Each record must be printed again exactly as it appears.

* Material for this exercise *
◇ ◇ ◇ ◇ ◇ ◇ ◇

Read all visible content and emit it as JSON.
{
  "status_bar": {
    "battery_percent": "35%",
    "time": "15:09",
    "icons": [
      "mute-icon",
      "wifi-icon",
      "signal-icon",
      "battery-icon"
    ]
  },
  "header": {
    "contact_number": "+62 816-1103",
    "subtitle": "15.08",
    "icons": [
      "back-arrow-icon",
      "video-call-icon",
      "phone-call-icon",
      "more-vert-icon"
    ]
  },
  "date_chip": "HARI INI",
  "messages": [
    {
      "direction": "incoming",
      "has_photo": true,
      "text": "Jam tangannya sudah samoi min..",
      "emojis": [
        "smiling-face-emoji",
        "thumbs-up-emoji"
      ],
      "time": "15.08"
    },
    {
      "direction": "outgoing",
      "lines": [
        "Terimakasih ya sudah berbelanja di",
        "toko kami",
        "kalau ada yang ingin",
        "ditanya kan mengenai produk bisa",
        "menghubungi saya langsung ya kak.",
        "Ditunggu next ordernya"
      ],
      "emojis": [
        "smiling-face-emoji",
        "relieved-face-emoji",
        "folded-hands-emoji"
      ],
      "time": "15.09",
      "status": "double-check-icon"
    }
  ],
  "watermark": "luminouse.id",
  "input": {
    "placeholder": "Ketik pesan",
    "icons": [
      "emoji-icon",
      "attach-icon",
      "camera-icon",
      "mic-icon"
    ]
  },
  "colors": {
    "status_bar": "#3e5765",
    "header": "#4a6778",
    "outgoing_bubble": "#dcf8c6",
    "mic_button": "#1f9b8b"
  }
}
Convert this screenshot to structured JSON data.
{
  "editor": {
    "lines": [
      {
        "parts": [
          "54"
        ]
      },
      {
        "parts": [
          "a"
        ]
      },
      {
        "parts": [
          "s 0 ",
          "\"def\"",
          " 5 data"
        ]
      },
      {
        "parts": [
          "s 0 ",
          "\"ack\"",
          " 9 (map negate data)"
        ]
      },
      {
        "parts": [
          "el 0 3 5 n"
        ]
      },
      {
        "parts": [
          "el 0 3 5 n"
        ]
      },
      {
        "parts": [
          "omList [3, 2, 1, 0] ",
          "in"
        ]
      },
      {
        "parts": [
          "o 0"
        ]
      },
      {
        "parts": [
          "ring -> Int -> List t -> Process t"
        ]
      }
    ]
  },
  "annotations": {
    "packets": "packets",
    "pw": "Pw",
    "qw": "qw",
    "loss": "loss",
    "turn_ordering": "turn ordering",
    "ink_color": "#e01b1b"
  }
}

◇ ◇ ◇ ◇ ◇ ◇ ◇

* Task output *
Read all visible content and emit it as JSON.
{
  "status_bar": {
    "battery_percent": "35%",
    "time": "15:09",
    "icons": [
      "mute-icon",
      "wifi-icon",
      "signal-icon",
      "battery-icon"
    ]
  },
  "header": {
    "contact_number": "+62 816-1103",
    "subtitle": "15.08",
    "icons": [
      "back-arrow-icon",
      "video-call-icon",
      "phone-call-icon",
      "more-vert-icon"
    ]
  },
  "date_chip": "HARI INI",
  "messages": [
    {
      "direction": "incoming",
      "has_photo": true,
      "text": "Jam tangannya sudah samoi min..",
      "emojis": [
        "smiling-face-emoji",
        "thumbs-up-emoji"
      ],
      "time": "15.08"
    },
    {
      "direction": "outgoing",
      "lines": [
        "Terimakasih ya sudah berbelanja di",
        "toko kami",
        "kalau ada yang ingin",
        "ditanya kan mengenai produk bisa",
        "menghubungi saya langsung ya kak.",
        "Ditunggu next ordernya"
      ],
      "emojis": [
        "smiling-face-emoji",
        "relieved-face-emoji",
        "folded-hands-emoji"
      ],
      "time": "15.09",
      "status": "double-check-icon"
    }
  ],
  "watermark": "luminouse.id",
  "input": {
    "placeholder": "Ketik pesan",
    "icons": [
      "emoji-icon",
      "attach-icon",
      "camera-icon",
      "mic-icon"
    ]
  },
  "colors": {
    "status_bar": "#3e5765",
    "header": "#4a6778",
    "outgoing_bubble": "#dcf8c6",
    "mic_button": "#1f9b8b"
  }
}
Convert this screenshot to structured JSON data.
{
  "editor": {
    "lines": [
      {
        "parts": [
          "54"
        ]
      },
      {
        "parts": [
          "a"
        ]
      },
      {
        "parts": [
          "s 0 ",
          "\"def\"",
          " 5 data"
        ]
      },
      {
        "parts": [
          "s 0 ",
          "\"ack\"",
          " 9 (map negate data)"
        ]
      },
      {
        "parts": [
          "el 0 3 5 n"
        ]
      },
      {
        "parts": [
          "el 0 3 5 n"
        ]
      },
      {
        "parts": [
          "omList [3, 2, 1, 0] ",
          "in"
        ]
      },
      {
        "parts": [
          "o 0"
        ]
      },
      {
        "parts": [
          "ring -> Int -> List t -> Process t"
        ]
      }
    ]
  },
  "annotations": {
    "packets": "packets",
    "pw": "Pw",
    "qw": "qw",
    "loss": "loss",
    "turn_ordering": "turn ordering",
    "ink_color": "#e01b1b"
  }
}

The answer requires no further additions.